##### Information supplied #####

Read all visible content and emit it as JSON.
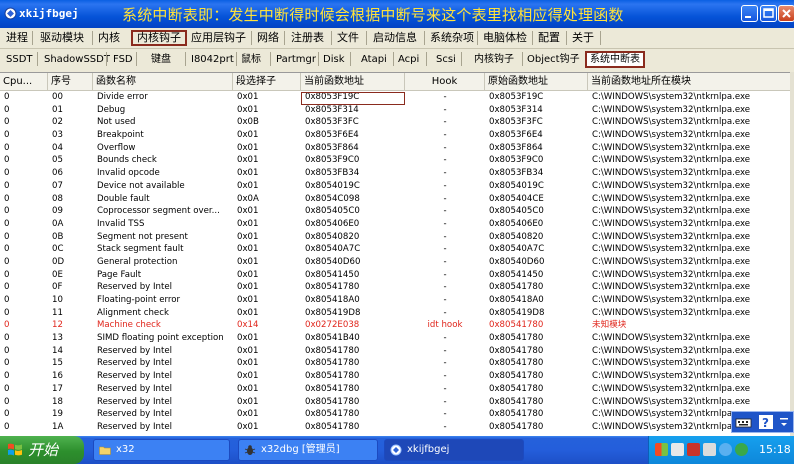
{
  "window": {
    "app_title": "xkijfbgej",
    "banner": "系统中断表即：发生中断得时候会根据中断号来这个表里找相应得处理函数"
  },
  "menu": [
    "进程",
    "驱动模块",
    "内核",
    "内核钩子",
    "应用层钩子",
    "网络",
    "注册表",
    "文件",
    "启动信息",
    "系统杂项",
    "电脑体检",
    "配置",
    "关于"
  ],
  "subtabs": [
    "SSDT",
    "ShadowSSDT",
    "FSD",
    "键盘",
    "I8042prt",
    "鼠标",
    "Partmgr",
    "Disk",
    "Atapi",
    "Acpi",
    "Scsi",
    "内核钩子",
    "Object钩子",
    "系统中断表"
  ],
  "table": {
    "columns": [
      "Cpu...",
      "序号",
      "函数名称",
      "段选择子",
      "当前函数地址",
      "Hook",
      "原始函数地址",
      "当前函数地址所在模块"
    ],
    "rows": [
      [
        "0",
        "00",
        "Divide error",
        "0x01",
        "0x8053F19C",
        "-",
        "0x8053F19C",
        "C:\\WINDOWS\\system32\\ntkrnlpa.exe"
      ],
      [
        "0",
        "01",
        "Debug",
        "0x01",
        "0x8053F314",
        "-",
        "0x8053F314",
        "C:\\WINDOWS\\system32\\ntkrnlpa.exe"
      ],
      [
        "0",
        "02",
        "Not used",
        "0x0B",
        "0x8053F3FC",
        "-",
        "0x8053F3FC",
        "C:\\WINDOWS\\system32\\ntkrnlpa.exe"
      ],
      [
        "0",
        "03",
        "Breakpoint",
        "0x01",
        "0x8053F6E4",
        "-",
        "0x8053F6E4",
        "C:\\WINDOWS\\system32\\ntkrnlpa.exe"
      ],
      [
        "0",
        "04",
        "Overflow",
        "0x01",
        "0x8053F864",
        "-",
        "0x8053F864",
        "C:\\WINDOWS\\system32\\ntkrnlpa.exe"
      ],
      [
        "0",
        "05",
        "Bounds check",
        "0x01",
        "0x8053F9C0",
        "-",
        "0x8053F9C0",
        "C:\\WINDOWS\\system32\\ntkrnlpa.exe"
      ],
      [
        "0",
        "06",
        "Invalid opcode",
        "0x01",
        "0x8053FB34",
        "-",
        "0x8053FB34",
        "C:\\WINDOWS\\system32\\ntkrnlpa.exe"
      ],
      [
        "0",
        "07",
        "Device not available",
        "0x01",
        "0x8054019C",
        "-",
        "0x8054019C",
        "C:\\WINDOWS\\system32\\ntkrnlpa.exe"
      ],
      [
        "0",
        "08",
        "Double fault",
        "0x0A",
        "0x8054C098",
        "-",
        "0x805404CE",
        "C:\\WINDOWS\\system32\\ntkrnlpa.exe"
      ],
      [
        "0",
        "09",
        "Coprocessor segment over...",
        "0x01",
        "0x805405C0",
        "-",
        "0x805405C0",
        "C:\\WINDOWS\\system32\\ntkrnlpa.exe"
      ],
      [
        "0",
        "0A",
        "Invalid TSS",
        "0x01",
        "0x805406E0",
        "-",
        "0x805406E0",
        "C:\\WINDOWS\\system32\\ntkrnlpa.exe"
      ],
      [
        "0",
        "0B",
        "Segment not present",
        "0x01",
        "0x80540820",
        "-",
        "0x80540820",
        "C:\\WINDOWS\\system32\\ntkrnlpa.exe"
      ],
      [
        "0",
        "0C",
        "Stack segment fault",
        "0x01",
        "0x80540A7C",
        "-",
        "0x80540A7C",
        "C:\\WINDOWS\\system32\\ntkrnlpa.exe"
      ],
      [
        "0",
        "0D",
        "General protection",
        "0x01",
        "0x80540D60",
        "-",
        "0x80540D60",
        "C:\\WINDOWS\\system32\\ntkrnlpa.exe"
      ],
      [
        "0",
        "0E",
        "Page Fault",
        "0x01",
        "0x80541450",
        "-",
        "0x80541450",
        "C:\\WINDOWS\\system32\\ntkrnlpa.exe"
      ],
      [
        "0",
        "0F",
        "Reserved by Intel",
        "0x01",
        "0x80541780",
        "-",
        "0x80541780",
        "C:\\WINDOWS\\system32\\ntkrnlpa.exe"
      ],
      [
        "0",
        "10",
        "Floating-point error",
        "0x01",
        "0x805418A0",
        "-",
        "0x805418A0",
        "C:\\WINDOWS\\system32\\ntkrnlpa.exe"
      ],
      [
        "0",
        "11",
        "Alignment check",
        "0x01",
        "0x805419D8",
        "-",
        "0x805419D8",
        "C:\\WINDOWS\\system32\\ntkrnlpa.exe"
      ],
      [
        "0",
        "12",
        "Machine check",
        "0x14",
        "0x0272E038",
        "idt hook",
        "0x80541780",
        "未知模块"
      ],
      [
        "0",
        "13",
        "SIMD floating point exception",
        "0x01",
        "0x80541B40",
        "-",
        "0x80541780",
        "C:\\WINDOWS\\system32\\ntkrnlpa.exe"
      ],
      [
        "0",
        "14",
        "Reserved by Intel",
        "0x01",
        "0x80541780",
        "-",
        "0x80541780",
        "C:\\WINDOWS\\system32\\ntkrnlpa.exe"
      ],
      [
        "0",
        "15",
        "Reserved by Intel",
        "0x01",
        "0x80541780",
        "-",
        "0x80541780",
        "C:\\WINDOWS\\system32\\ntkrnlpa.exe"
      ],
      [
        "0",
        "16",
        "Reserved by Intel",
        "0x01",
        "0x80541780",
        "-",
        "0x80541780",
        "C:\\WINDOWS\\system32\\ntkrnlpa.exe"
      ],
      [
        "0",
        "17",
        "Reserved by Intel",
        "0x01",
        "0x80541780",
        "-",
        "0x80541780",
        "C:\\WINDOWS\\system32\\ntkrnlpa.exe"
      ],
      [
        "0",
        "18",
        "Reserved by Intel",
        "0x01",
        "0x80541780",
        "-",
        "0x80541780",
        "C:\\WINDOWS\\system32\\ntkrnlpa.exe"
      ],
      [
        "0",
        "19",
        "Reserved by Intel",
        "0x01",
        "0x80541780",
        "-",
        "0x80541780",
        "C:\\WINDOWS\\system32\\ntkrnlpa.exe"
      ],
      [
        "0",
        "1A",
        "Reserved by Intel",
        "0x01",
        "0x80541780",
        "-",
        "0x80541780",
        "C:\\WINDOWS\\system32\\ntkrnlpa.exe"
      ]
    ],
    "hooked_row_index": 18,
    "hooked_color": "#e0251b",
    "selected_row_index": 0
  },
  "taskbar": {
    "start_label": "开始",
    "tasks": [
      "x32",
      "x32dbg [管理员]",
      "xkijfbgej"
    ],
    "active_task_index": 2,
    "clock": "15:18"
  },
  "icons": {
    "app": "shield-icon",
    "window_buttons": [
      "minimize-icon",
      "maximize-icon",
      "close-icon"
    ],
    "task_icons": [
      "folder-icon",
      "bug-icon",
      "app-icon"
    ]
  }
}
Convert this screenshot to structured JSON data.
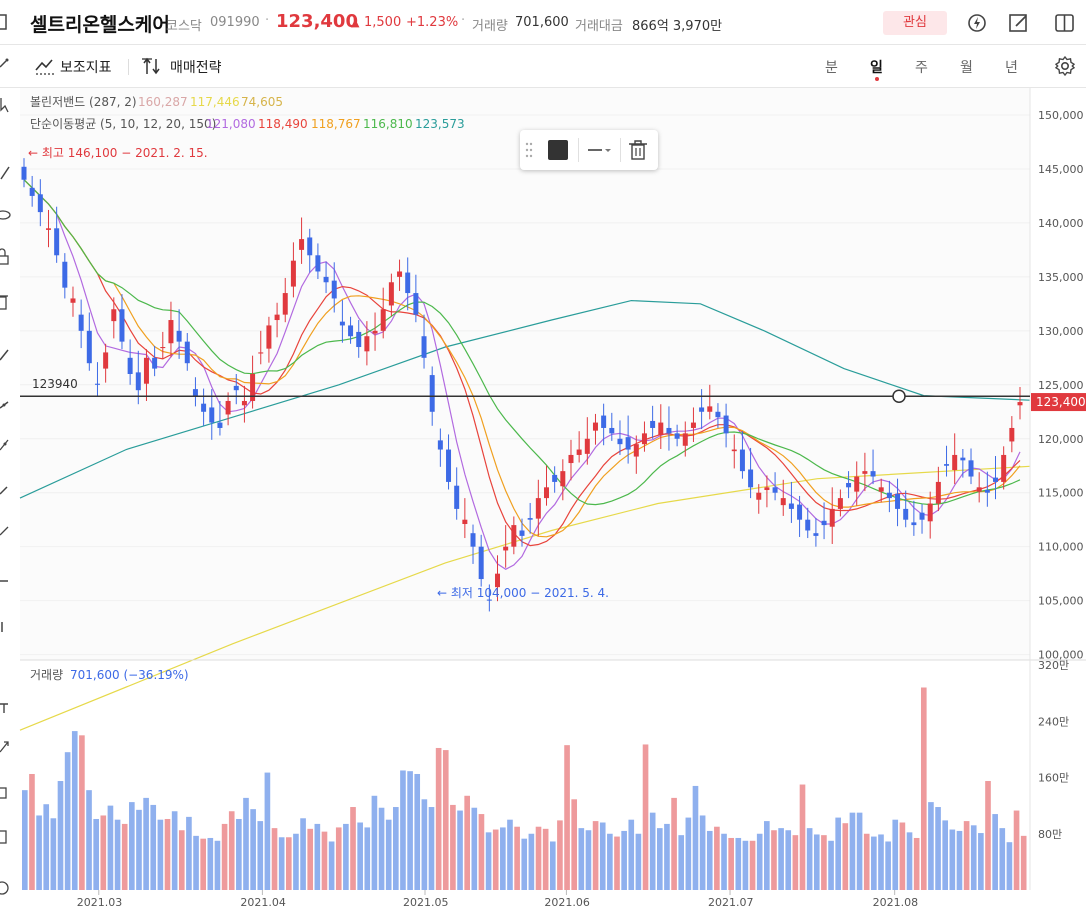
{
  "header": {
    "stock_name": "셀트리온헬스케어",
    "market": "코스닥",
    "code": "091990",
    "price": "123,400",
    "change_arrow": "▲",
    "change": "1,500",
    "change_rate": "+1.23%",
    "volume_label": "거래량",
    "volume": "701,600",
    "amount_label": "거래대금",
    "amount": "866억 3,970만",
    "favorite_button": "관심",
    "colors": {
      "up": "#e0393e",
      "down": "#3d6ae6",
      "favorite_bg": "#fde7e9"
    }
  },
  "toolbar": {
    "indicator_label": "보조지표",
    "strategy_label": "매매전략",
    "periods": [
      "분",
      "일",
      "주",
      "월",
      "년"
    ],
    "active_period": "일"
  },
  "legend": {
    "bollinger_label": "볼린저밴드 (287, 2)",
    "bollinger_values": [
      "160,287",
      "117,446",
      "74,605"
    ],
    "bollinger_colors": [
      "#d9a7a7",
      "#e6d94a",
      "#d6b44a"
    ],
    "ma_label": "단순이동평균 (5, 10, 12, 20, 150)",
    "ma_values": [
      "121,080",
      "118,490",
      "118,767",
      "116,810",
      "123,573"
    ],
    "ma_colors": [
      "#b26ae0",
      "#e8443c",
      "#f0a020",
      "#4cb84c",
      "#2a9d9a"
    ],
    "high_note": "← 최고 146,100 − 2021. 2. 15.",
    "low_note": "← 최저 104,000 − 2021. 5. 4.",
    "hline_value": "123940",
    "current_price_tag": "123,400",
    "volume_label": "거래량",
    "volume_value": "701,600 (−36.19%)"
  },
  "chart_data": {
    "type": "candlestick",
    "price_axis": {
      "ylim": [
        99500,
        152500
      ],
      "ticks": [
        "150,000",
        "145,000",
        "140,000",
        "135,000",
        "130,000",
        "125,000",
        "120,000",
        "115,000",
        "110,000",
        "105,000",
        "100,000"
      ]
    },
    "volume_axis": {
      "ylim": [
        0,
        3200000
      ],
      "ticks": [
        "320만",
        "240만",
        "160만",
        "80만"
      ]
    },
    "x_labels": [
      "2021.03",
      "2021.04",
      "2021.05",
      "2021.06",
      "2021.07",
      "2021.08"
    ],
    "horizontal_line": 123940,
    "series_close": [
      144000,
      142500,
      141000,
      139500,
      137000,
      134000,
      133000,
      130000,
      127000,
      125000,
      128000,
      132000,
      129000,
      126000,
      124500,
      127500,
      126500,
      128500,
      131000,
      129000,
      127000,
      124000,
      122500,
      121500,
      121000,
      123500,
      124500,
      123500,
      126000,
      128000,
      130500,
      131500,
      133500,
      136500,
      138500,
      137000,
      135500,
      134500,
      133000,
      130500,
      129500,
      128500,
      129500,
      130000,
      132000,
      134500,
      135500,
      133500,
      131500,
      127500,
      122500,
      119000,
      116000,
      113500,
      112500,
      110000,
      107000,
      105000,
      107500,
      110000,
      112000,
      111000,
      112500,
      114500,
      115500,
      116000,
      117000,
      118500,
      119000,
      120000,
      121500,
      121000,
      120500,
      119500,
      119000,
      119500,
      120500,
      121000,
      121500,
      120500,
      120000,
      120500,
      121500,
      122500,
      123000,
      122000,
      120500,
      119000,
      117000,
      115500,
      115000,
      115500,
      115000,
      114500,
      113500,
      112500,
      111500,
      111000,
      112000,
      113500,
      114500,
      115500,
      116500,
      117000,
      116500,
      115500,
      114500,
      113500,
      112500,
      112000,
      112500,
      114000,
      116000,
      117500,
      118500,
      118000,
      116500,
      115500,
      115000,
      116000,
      118500,
      121000,
      123400
    ],
    "volume_bars": [
      [
        1420000,
        "d"
      ],
      [
        1650000,
        "u"
      ],
      [
        1060000,
        "d"
      ],
      [
        1220000,
        "d"
      ],
      [
        1020000,
        "d"
      ],
      [
        1550000,
        "d"
      ],
      [
        1960000,
        "d"
      ],
      [
        2260000,
        "d"
      ],
      [
        2200000,
        "u"
      ],
      [
        1420000,
        "d"
      ],
      [
        1010000,
        "d"
      ],
      [
        1060000,
        "u"
      ],
      [
        1200000,
        "d"
      ],
      [
        1000000,
        "d"
      ],
      [
        940000,
        "u"
      ],
      [
        1250000,
        "d"
      ],
      [
        1140000,
        "d"
      ],
      [
        1310000,
        "d"
      ],
      [
        1210000,
        "d"
      ],
      [
        1000000,
        "d"
      ],
      [
        1010000,
        "u"
      ],
      [
        1120000,
        "d"
      ],
      [
        850000,
        "u"
      ],
      [
        1040000,
        "d"
      ],
      [
        770000,
        "d"
      ],
      [
        730000,
        "u"
      ],
      [
        740000,
        "d"
      ],
      [
        700000,
        "d"
      ],
      [
        940000,
        "u"
      ],
      [
        1120000,
        "u"
      ],
      [
        1010000,
        "d"
      ],
      [
        1310000,
        "d"
      ],
      [
        1150000,
        "d"
      ],
      [
        980000,
        "d"
      ],
      [
        1670000,
        "d"
      ],
      [
        880000,
        "u"
      ],
      [
        750000,
        "d"
      ],
      [
        750000,
        "u"
      ],
      [
        800000,
        "d"
      ],
      [
        1020000,
        "d"
      ],
      [
        870000,
        "u"
      ],
      [
        940000,
        "d"
      ],
      [
        830000,
        "u"
      ],
      [
        690000,
        "d"
      ],
      [
        890000,
        "u"
      ],
      [
        940000,
        "d"
      ],
      [
        1180000,
        "u"
      ],
      [
        960000,
        "d"
      ],
      [
        890000,
        "d"
      ],
      [
        1340000,
        "d"
      ],
      [
        1170000,
        "d"
      ],
      [
        1000000,
        "d"
      ],
      [
        1180000,
        "d"
      ],
      [
        1700000,
        "d"
      ],
      [
        1690000,
        "d"
      ],
      [
        1650000,
        "d"
      ],
      [
        1290000,
        "d"
      ],
      [
        1180000,
        "d"
      ],
      [
        2020000,
        "u"
      ],
      [
        1990000,
        "u"
      ],
      [
        1210000,
        "u"
      ],
      [
        1130000,
        "d"
      ],
      [
        1340000,
        "u"
      ],
      [
        1170000,
        "d"
      ],
      [
        1080000,
        "u"
      ],
      [
        820000,
        "d"
      ],
      [
        860000,
        "u"
      ],
      [
        890000,
        "d"
      ],
      [
        1000000,
        "d"
      ],
      [
        900000,
        "u"
      ],
      [
        730000,
        "d"
      ],
      [
        800000,
        "d"
      ],
      [
        900000,
        "u"
      ],
      [
        870000,
        "u"
      ],
      [
        690000,
        "d"
      ],
      [
        990000,
        "u"
      ],
      [
        2060000,
        "u"
      ],
      [
        1290000,
        "u"
      ],
      [
        880000,
        "d"
      ],
      [
        850000,
        "d"
      ],
      [
        980000,
        "u"
      ],
      [
        960000,
        "d"
      ],
      [
        800000,
        "d"
      ],
      [
        760000,
        "u"
      ],
      [
        840000,
        "d"
      ],
      [
        1000000,
        "d"
      ],
      [
        800000,
        "d"
      ],
      [
        2070000,
        "u"
      ],
      [
        1100000,
        "d"
      ],
      [
        880000,
        "d"
      ],
      [
        940000,
        "d"
      ],
      [
        1310000,
        "u"
      ],
      [
        780000,
        "d"
      ],
      [
        1030000,
        "d"
      ],
      [
        1480000,
        "d"
      ],
      [
        1060000,
        "d"
      ],
      [
        840000,
        "d"
      ],
      [
        900000,
        "u"
      ],
      [
        800000,
        "d"
      ],
      [
        740000,
        "u"
      ],
      [
        740000,
        "d"
      ],
      [
        700000,
        "d"
      ],
      [
        700000,
        "u"
      ],
      [
        800000,
        "d"
      ],
      [
        980000,
        "d"
      ],
      [
        850000,
        "u"
      ],
      [
        880000,
        "d"
      ],
      [
        850000,
        "d"
      ],
      [
        780000,
        "u"
      ],
      [
        1500000,
        "u"
      ],
      [
        880000,
        "d"
      ],
      [
        790000,
        "d"
      ],
      [
        780000,
        "u"
      ],
      [
        700000,
        "d"
      ],
      [
        1030000,
        "d"
      ],
      [
        950000,
        "u"
      ],
      [
        1100000,
        "d"
      ],
      [
        1100000,
        "d"
      ],
      [
        800000,
        "u"
      ],
      [
        760000,
        "d"
      ],
      [
        790000,
        "d"
      ],
      [
        690000,
        "d"
      ],
      [
        1000000,
        "d"
      ],
      [
        960000,
        "u"
      ],
      [
        820000,
        "d"
      ],
      [
        740000,
        "u"
      ],
      [
        2880000,
        "u"
      ],
      [
        1250000,
        "d"
      ],
      [
        1180000,
        "d"
      ],
      [
        990000,
        "d"
      ],
      [
        860000,
        "d"
      ],
      [
        840000,
        "d"
      ],
      [
        980000,
        "u"
      ],
      [
        920000,
        "d"
      ],
      [
        810000,
        "d"
      ],
      [
        1550000,
        "u"
      ],
      [
        1080000,
        "d"
      ],
      [
        880000,
        "d"
      ],
      [
        680000,
        "d"
      ],
      [
        1130000,
        "u"
      ],
      [
        770000,
        "u"
      ]
    ]
  }
}
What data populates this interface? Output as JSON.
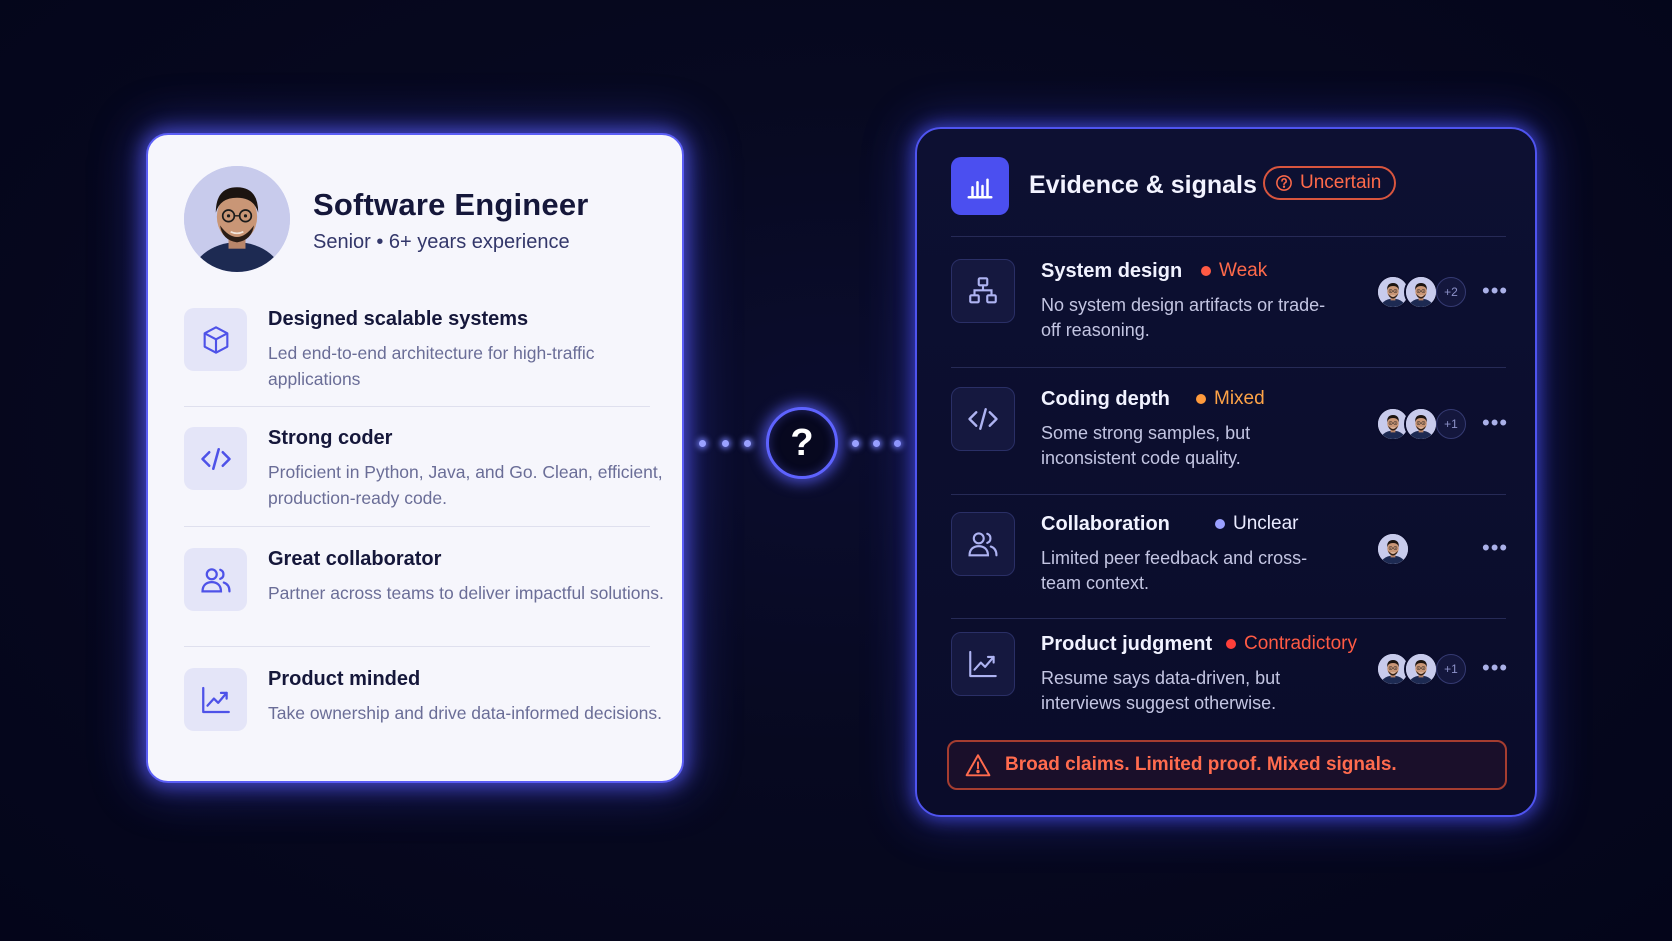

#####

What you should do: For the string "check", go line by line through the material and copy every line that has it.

Task solution:
        "Bounds check",
        "Alignment check",
        "Machine check",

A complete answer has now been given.